Australian, South African and US researchers say that although the environmental movement is in shock at US President-elect Donald Trump's election victory and its implications, it is not all doom and gloom.
"The environmental movement should proactively seize opportunities over the next four years," said lead author Dr Duan Biggs of the ARC Centre of Excellence for Environmental Decisions and Centre for Biodiversity and Conservation Science (CBCS) at The University of Queensland.
"China, Australia, Indonesia, Brazil and other countries have already indicated they will forge ahead with implementing the climate treaty signed in Paris irrespective of the US position."
Writing today in Nature, Dr Biggs said withdrawal of the US federal government from the international environmental movement provided space and opportunity for other actors like cities, states, companies, and communities to take action.
"The next four years will likely be challenging for the environmental movement, and megaphone diplomacy with the US government will be needed," he said.
"But by proactively seizing opportunities, the environmental movement will be strengthened beyond a Trump presidency."
Dr Biggs is also a senior research fellow with Griffith University's Environmental Futures Research Institute and Stellenbosch University, South Africa.

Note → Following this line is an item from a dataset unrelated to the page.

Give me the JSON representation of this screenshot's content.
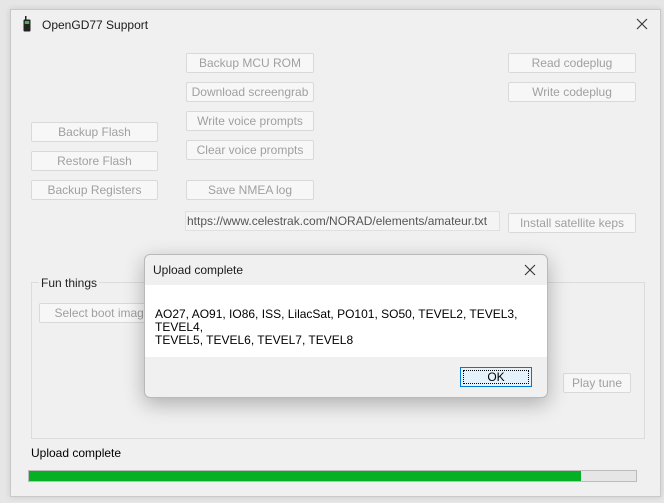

Correspondence co-authors are Dr Kent Redford, of Archipelago Consulting and University of New England, Maine; UQ PhD student Hubert Cheung (CBCS) and Associate Professor James Watson of UQ's School of Geography, Planning and Environmental Management and the Wildlife Conservation Society.